Wild weather events in the first half of 2021 — everything from droughts and flooding to heat domes and blizzards across the country — have focused attention on the effects of climate change.
In Chicago, Black and Latino neighborhoods are more likely to be burdened by industries that pollute the air, ground and water, making environmental justice an important part of the equation as the country moves forward. Now, local activists and elected officials are pushing for legislation to address climate change and adapt to its effects while keeping Illinoisans working in a greener and cleaner future.
Eduardo Flores is a steering committee member with Clean Power Lake County and one of the organizers of a July 31 youth climate rally with the Sierra Club and state Sen. Cristina Castro demanding legislation to address climate change in Illinois. Flores says that in his hometown of Waukegan, which has a population that is 55% Latino, he sees many of the effects of climate change every day.
“One in three children here in Waukegan have asthma, and that’s mostly due to the coal plant that we have along with five EPA superfund sites that are so polluted,” Flores said. “We start to see health impacts on our children, on our elderly, you know, people who are most vulnerable and so that’s the issue we focus most on.”
Waukegan sustainability coordinator Maya Dutta says that while no community is a monolith, any effort to address climate change must include environmental justice in its planning.
“I think it’s most important for activists and legislators to be looking at the specific communities they’re working for and getting really into that community,” Dutta said. “Talking with members of the community, talking to residents, talking to people that visit there often and understanding best what they want and what they see for their future, especially as we look towards a greener and more just future for all.”
Part of that is keeping those most affected by climate change employed. In Illinois, fossil fuel industries are major employers, so Flores says his organization advocates for a “just transition” to clean power.
“We want to have workforce hubs that focus in key areas of Black and brown communities, so that people who want to have these jobs can, they’ll get all the training and everything paid for, as well as people who are working in this industry, they can transition and they’re not just left out,” Flores said. “[The workers] like the idea of being able to get all these trainings paid for, not having to worry about how they’re going to put money on the table while they’re getting retrained and while they’re like learning the whole process and the things that they need to be able to successfully function in in those jobs.”
Waukegan is one of more than 200 Illinois communities contributing to a recently unveiled Climate Action Plan.
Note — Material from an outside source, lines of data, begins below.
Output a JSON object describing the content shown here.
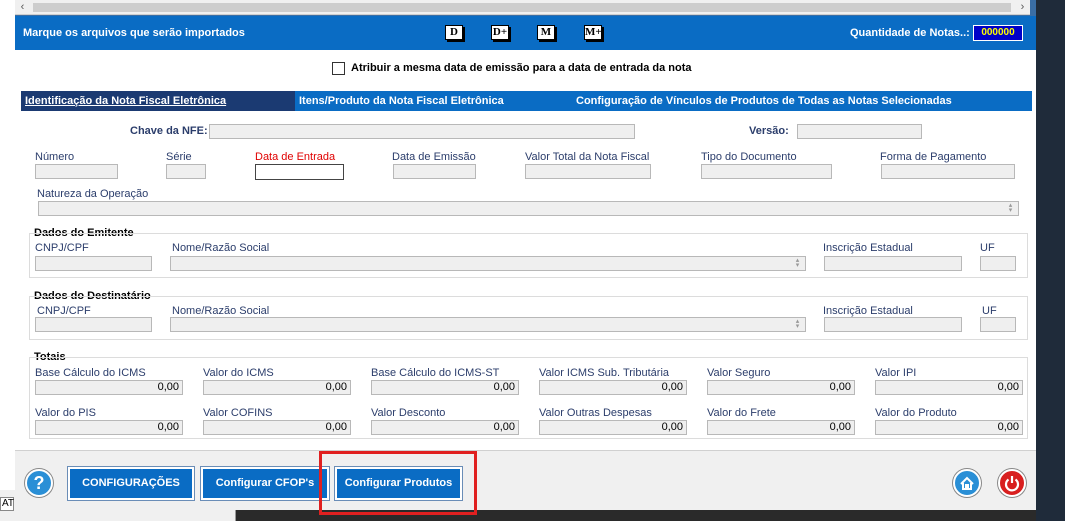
{
  "header": {
    "title": "Marque os arquivos que serão importados",
    "mark_buttons": [
      "D",
      "D+",
      "M",
      "M+"
    ],
    "qty_label": "Quantidade de Notas..:",
    "qty_value": "000000"
  },
  "options": {
    "same_date_label": "Atribuir a mesma data de emissão para a data de entrada da nota"
  },
  "tabs": [
    "Identificação da Nota Fiscal Eletrônica",
    "Itens/Produto da Nota Fiscal Eletrônica",
    "Configuração de Vínculos de Produtos de Todas as Notas Selecionadas"
  ],
  "nfe": {
    "chave_label": "Chave da NFE:",
    "versao_label": "Versão:",
    "numero_label": "Número",
    "serie_label": "Série",
    "data_entrada_label": "Data de Entrada",
    "data_emissao_label": "Data de Emissão",
    "valor_total_label": "Valor Total da Nota Fiscal",
    "tipo_doc_label": "Tipo do Documento",
    "forma_pag_label": "Forma de Pagamento",
    "natureza_label": "Natureza da Operação"
  },
  "emitente": {
    "title": "Dados do Emitente",
    "cnpj_label": "CNPJ/CPF",
    "nome_label": "Nome/Razão Social",
    "ie_label": "Inscrição Estadual",
    "uf_label": "UF"
  },
  "destinatario": {
    "title": "Dados do Destinatário",
    "cnpj_label": "CNPJ/CPF",
    "nome_label": "Nome/Razão Social",
    "ie_label": "Inscrição Estadual",
    "uf_label": "UF"
  },
  "totais": {
    "title": "Totais",
    "row1": [
      {
        "label": "Base Cálculo do ICMS",
        "value": "0,00"
      },
      {
        "label": "Valor do ICMS",
        "value": "0,00"
      },
      {
        "label": "Base Cálculo do ICMS-ST",
        "value": "0,00"
      },
      {
        "label": "Valor ICMS Sub. Tributária",
        "value": "0,00"
      },
      {
        "label": "Valor Seguro",
        "value": "0,00"
      },
      {
        "label": "Valor IPI",
        "value": "0,00"
      }
    ],
    "row2": [
      {
        "label": "Valor do PIS",
        "value": "0,00"
      },
      {
        "label": "Valor COFINS",
        "value": "0,00"
      },
      {
        "label": "Valor Desconto",
        "value": "0,00"
      },
      {
        "label": "Valor Outras Despesas",
        "value": "0,00"
      },
      {
        "label": "Valor do Frete",
        "value": "0,00"
      },
      {
        "label": "Valor do Produto",
        "value": "0,00"
      }
    ]
  },
  "toolbar": {
    "help_label": "?",
    "config_label": "CONFIGURAÇÕES",
    "cfop_label": "Configurar CFOP's",
    "produtos_label": "Configurar Produtos"
  },
  "left_stub_label": "AT",
  "colors": {
    "brand_blue": "#0a6cc4",
    "active_tab": "#1b3a72",
    "qty_bg": "#0000c8",
    "qty_text": "#ffff00",
    "highlight": "#e02020",
    "required_label": "#e00000"
  }
}
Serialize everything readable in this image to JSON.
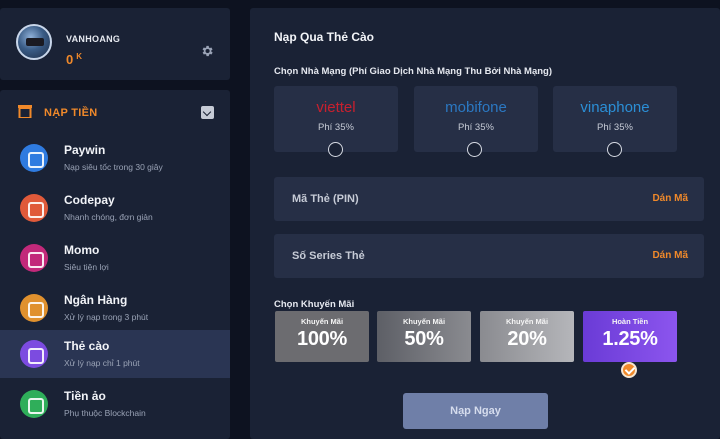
{
  "user": {
    "name": "VANHOANG",
    "balance": "0",
    "balance_unit": "K"
  },
  "menu": {
    "title": "NẠP TIỀN",
    "items": [
      {
        "name": "Paywin",
        "desc": "Nạp siêu tốc trong 30 giây",
        "color": "#2f7be0"
      },
      {
        "name": "Codepay",
        "desc": "Nhanh chóng, đơn giản",
        "color": "#e05a3a"
      },
      {
        "name": "Momo",
        "desc": "Siêu tiện lợi",
        "color": "#c2297a"
      },
      {
        "name": "Ngân Hàng",
        "desc": "Xử lý nạp trong 3 phút",
        "color": "#e0912e"
      },
      {
        "name": "Thẻ cào",
        "desc": "Xử lý nạp chỉ 1 phút",
        "color": "#7c4be0",
        "active": true
      },
      {
        "name": "Tiền ảo",
        "desc": "Phụ thuộc Blockchain",
        "color": "#2fae5a"
      }
    ]
  },
  "panel": {
    "title": "Nạp Qua Thẻ Cào",
    "network_label": "Chọn Nhà Mạng (Phí Giao Dịch Nhà Mạng Thu Bởi Nhà Mạng)",
    "networks": [
      {
        "logo": "viettel",
        "fee": "Phí 35%",
        "color": "#c8202e"
      },
      {
        "logo": "mobifone",
        "fee": "Phí 35%",
        "color": "#2b78c2"
      },
      {
        "logo": "vinaphone",
        "fee": "Phí 35%",
        "color": "#2b8fd6"
      }
    ],
    "pin_label": "Mã Thẻ (PIN)",
    "series_label": "Số Series Thẻ",
    "paste_label": "Dán Mã",
    "promo_label": "Chọn Khuyến Mãi",
    "promos": [
      {
        "label": "Khuyến Mãi",
        "value": "100%"
      },
      {
        "label": "Khuyến Mãi",
        "value": "50%"
      },
      {
        "label": "Khuyến Mãi",
        "value": "20%"
      },
      {
        "label": "Hoàn Tiền",
        "value": "1.25%",
        "selected": true
      }
    ],
    "submit_label": "Nạp Ngay"
  }
}
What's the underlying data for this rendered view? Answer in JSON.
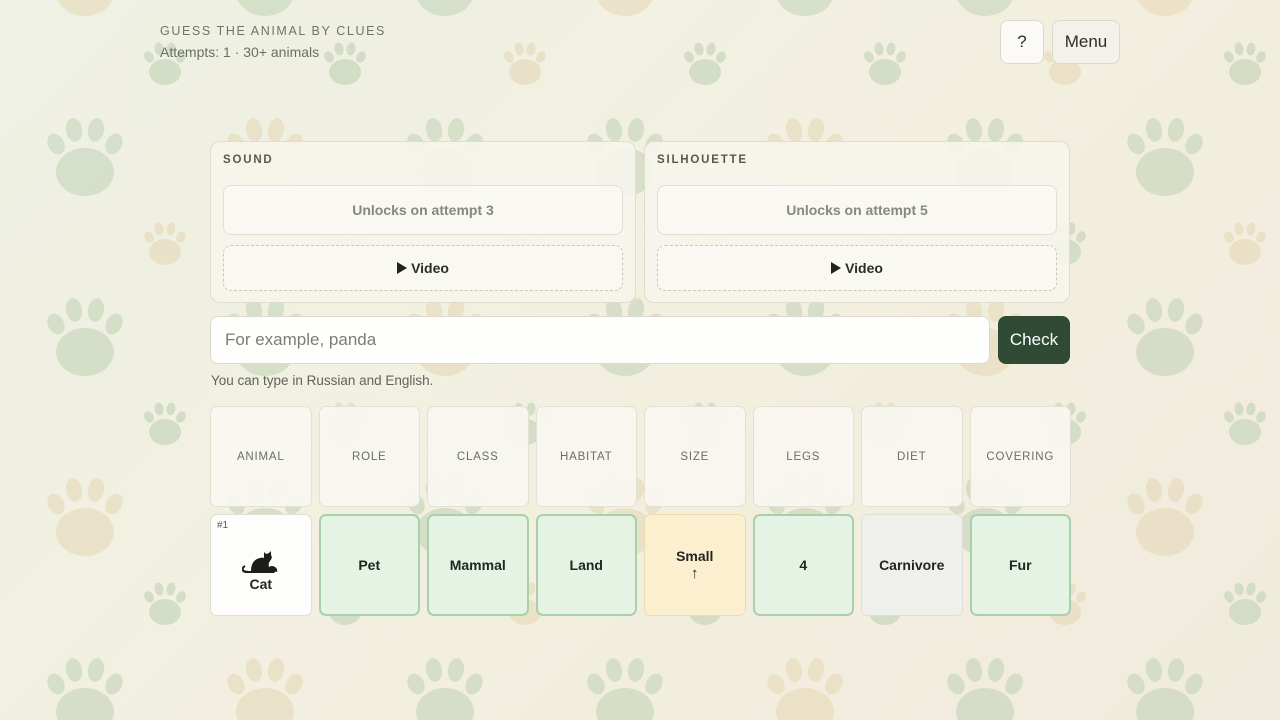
{
  "header": {
    "subtitle": "GUESS THE ANIMAL BY CLUES",
    "attempts": "Attempts: 1 · 30+ animals"
  },
  "toolbar": {
    "help_label": "?",
    "menu_label": "Menu"
  },
  "clues": [
    {
      "title": "SOUND",
      "lock_text": "Unlocks on attempt 3",
      "video_label": "Video"
    },
    {
      "title": "SILHOUETTE",
      "lock_text": "Unlocks on attempt 5",
      "video_label": "Video"
    }
  ],
  "guess": {
    "placeholder": "For example, panda",
    "value": "",
    "check_label": "Check",
    "hint": "You can type in Russian and English."
  },
  "table": {
    "headers": [
      "ANIMAL",
      "ROLE",
      "CLASS",
      "HABITAT",
      "SIZE",
      "LEGS",
      "DIET",
      "COVERING"
    ],
    "rows": [
      {
        "index": "#1",
        "animal": "Cat",
        "animal_icon": "cat-silhouette-icon",
        "cells": [
          {
            "value": "Pet",
            "status": "match"
          },
          {
            "value": "Mammal",
            "status": "match"
          },
          {
            "value": "Land",
            "status": "match"
          },
          {
            "value": "Small",
            "status": "close",
            "arrow": "↑"
          },
          {
            "value": "4",
            "status": "match"
          },
          {
            "value": "Carnivore",
            "status": "miss"
          },
          {
            "value": "Fur",
            "status": "match"
          }
        ]
      }
    ]
  },
  "colors": {
    "match_bg": "#e5f3e5",
    "match_border": "#a8d1ab",
    "close_bg": "#fcefcf",
    "miss_bg": "#efefec",
    "check_button": "#2f4a35",
    "paw_green": "#bccfb0",
    "paw_tan": "#e3d6b2"
  }
}
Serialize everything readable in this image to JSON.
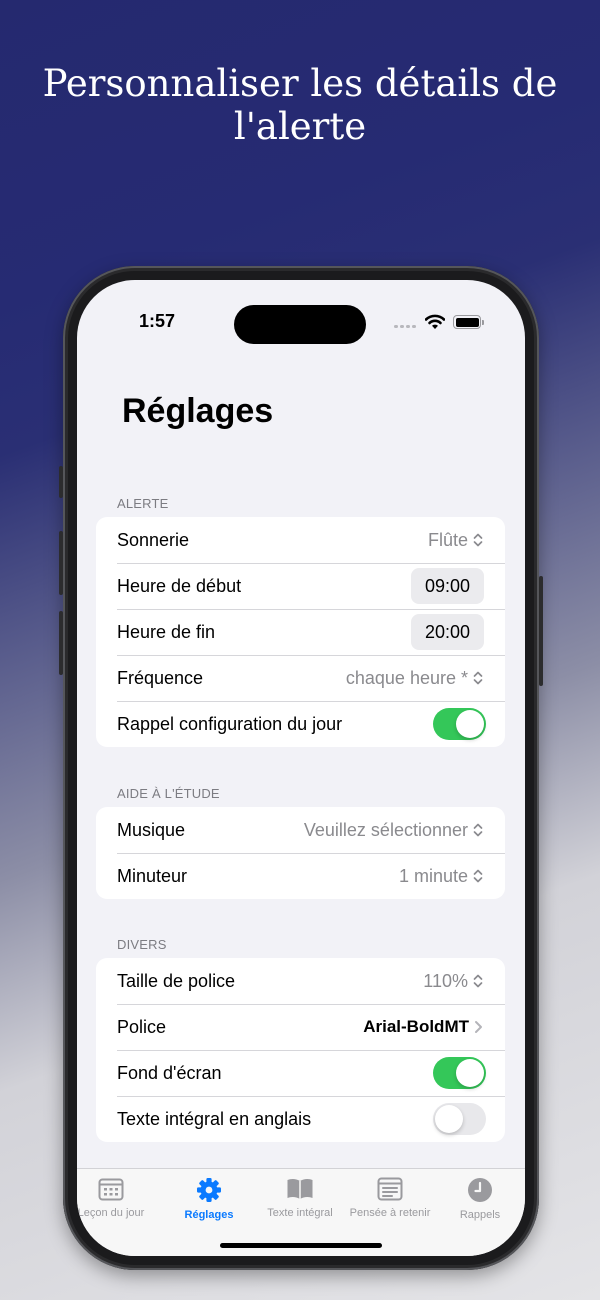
{
  "marketing": {
    "headline": "Personnaliser les détails de l'alerte"
  },
  "status_bar": {
    "time": "1:57"
  },
  "page": {
    "title": "Réglages"
  },
  "sections": {
    "alerte": {
      "header": "ALERTE",
      "sonnerie": {
        "label": "Sonnerie",
        "value": "Flûte"
      },
      "heure_debut": {
        "label": "Heure de début",
        "value": "09:00"
      },
      "heure_fin": {
        "label": "Heure de fin",
        "value": "20:00"
      },
      "frequence": {
        "label": "Fréquence",
        "value": "chaque heure *"
      },
      "rappel": {
        "label": "Rappel configuration du jour",
        "on": true
      }
    },
    "aide": {
      "header": "AIDE À L'ÉTUDE",
      "musique": {
        "label": "Musique",
        "value": "Veuillez sélectionner"
      },
      "minuteur": {
        "label": "Minuteur",
        "value": "1 minute"
      }
    },
    "divers": {
      "header": "DIVERS",
      "taille": {
        "label": "Taille de police",
        "value": "110%"
      },
      "police": {
        "label": "Police",
        "value": "Arial-BoldMT"
      },
      "fond": {
        "label": "Fond d'écran",
        "on": true
      },
      "texte_anglais": {
        "label": "Texte intégral en anglais",
        "on": false
      }
    }
  },
  "tabbar": {
    "items": [
      {
        "label": "Leçon du jour",
        "icon": "calendar-icon",
        "active": false
      },
      {
        "label": "Réglages",
        "icon": "gear-icon",
        "active": true
      },
      {
        "label": "Texte intégral",
        "icon": "book-icon",
        "active": false
      },
      {
        "label": "Pensée à retenir",
        "icon": "note-icon",
        "active": false
      },
      {
        "label": "Rappels",
        "icon": "clock-icon",
        "active": false
      }
    ]
  },
  "colors": {
    "accent": "#0a7aff",
    "toggle_on": "#34c759",
    "background_top": "#25296f",
    "grouped_background": "#f2f2f7"
  }
}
The plan was created by the Metropolitan Mayors Caucus and National Oceanic and Atmospheric Administration and focuses specifically on local government action to mitigate and adapt to the effects of climate change.
“Mitigating climate change would mean decreasing greenhouse gas emissions and adapting to climate change would mean increasing resilience of our communities,” Dutta said. “The climate action plan is filled with a bunch of different strategies that outline how municipalities can pursue these actions and achieve climate action that is on a level that is appropriate for municipalities and local governments. And it also provides an opportunity for the suburban areas to collaborate with one another.”
“We don’t want to end up with a sixth superfund site here in Waukegan,” Flores said. “The climate and equity bill, that may be the name, but it’s not just about that. It’s about jobs, it’s about industry, it’s about Black and brown communities, health, and … future generations.”